3D printing can make an action figure copy of your body and face, but the hair usually ends up looking like a Lego minifig wig. The mad scientists at Disney Research just solved that, with an algorithm so powerful it can trace your hair’s shape and color with ultra-realism. The research team at Disney Research Zurich and the University of Zaragoza took inspiration from the classical sculptors, who created lifelike representations of hair using solid forms rather than trying to capture the shape and size of individual hairs.
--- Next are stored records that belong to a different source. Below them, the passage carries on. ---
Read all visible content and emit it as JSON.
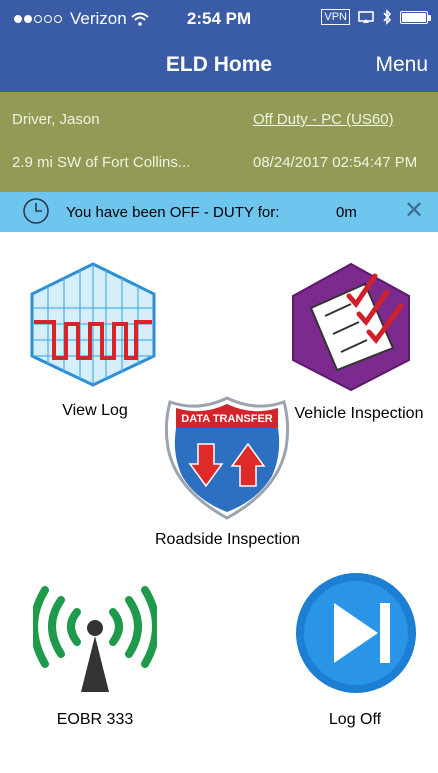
{
  "status_bar": {
    "carrier": "Verizon",
    "time": "2:54 PM",
    "vpn": "VPN"
  },
  "nav": {
    "title": "ELD Home",
    "menu_label": "Menu"
  },
  "driver_info": {
    "driver": "Driver, Jason",
    "duty_status": "Off Duty - PC (US60)",
    "location": "2.9 mi SW of Fort Collins...",
    "timestamp": "08/24/2017 02:54:47 PM"
  },
  "duty_bar": {
    "message": "You have been OFF - DUTY for:",
    "duration": "0m",
    "close_symbol": "✕"
  },
  "tiles": {
    "view_log": "View Log",
    "vehicle_inspection": "Vehicle Inspection",
    "roadside_inspection": "Roadside Inspection",
    "roadside_banner": "DATA TRANSFER",
    "eobr": "EOBR 333",
    "log_off": "Log Off"
  },
  "icons": {
    "view_log": "log-grid-icon",
    "vehicle_inspection": "checklist-icon",
    "roadside_inspection": "data-transfer-shield-icon",
    "eobr": "wireless-tower-icon",
    "log_off": "play-pause-icon"
  },
  "colors": {
    "nav_bg": "#3a5ba5",
    "info_bg": "#929a55",
    "duty_bg": "#6ec6ef"
  }
}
Have you ever been sitting around bored and found yourself trying to get some random household object — a battery, a pen, whatever — to spin around like a top? Disney has taken that idea to a pretty grand extreme. Combining the power of 3D printing and some damned clever physics work, they’ve worked out a way to make just about any shape spin for ages. The idea: if you have near-perfect control of an object’s distribution of mass, you can also control its center of gravity. In other words: if you can pick-and-choose which areas of a semi-solid object are heavier than others, you can make all sorts of weirdly shaped objects spin like a top when they’d otherwise flop right onto the table. Want a spinning teapot? Okay! A nameless “armadillo” action figure that can spin on one finger? Sure! Disney just passes in the 3D model and plugs in their spinning axis of choice, and their algorithms figure out what sections of the model’s internals need to be made hollow (or, in some cases, use a heavier printing material) for optimal balance.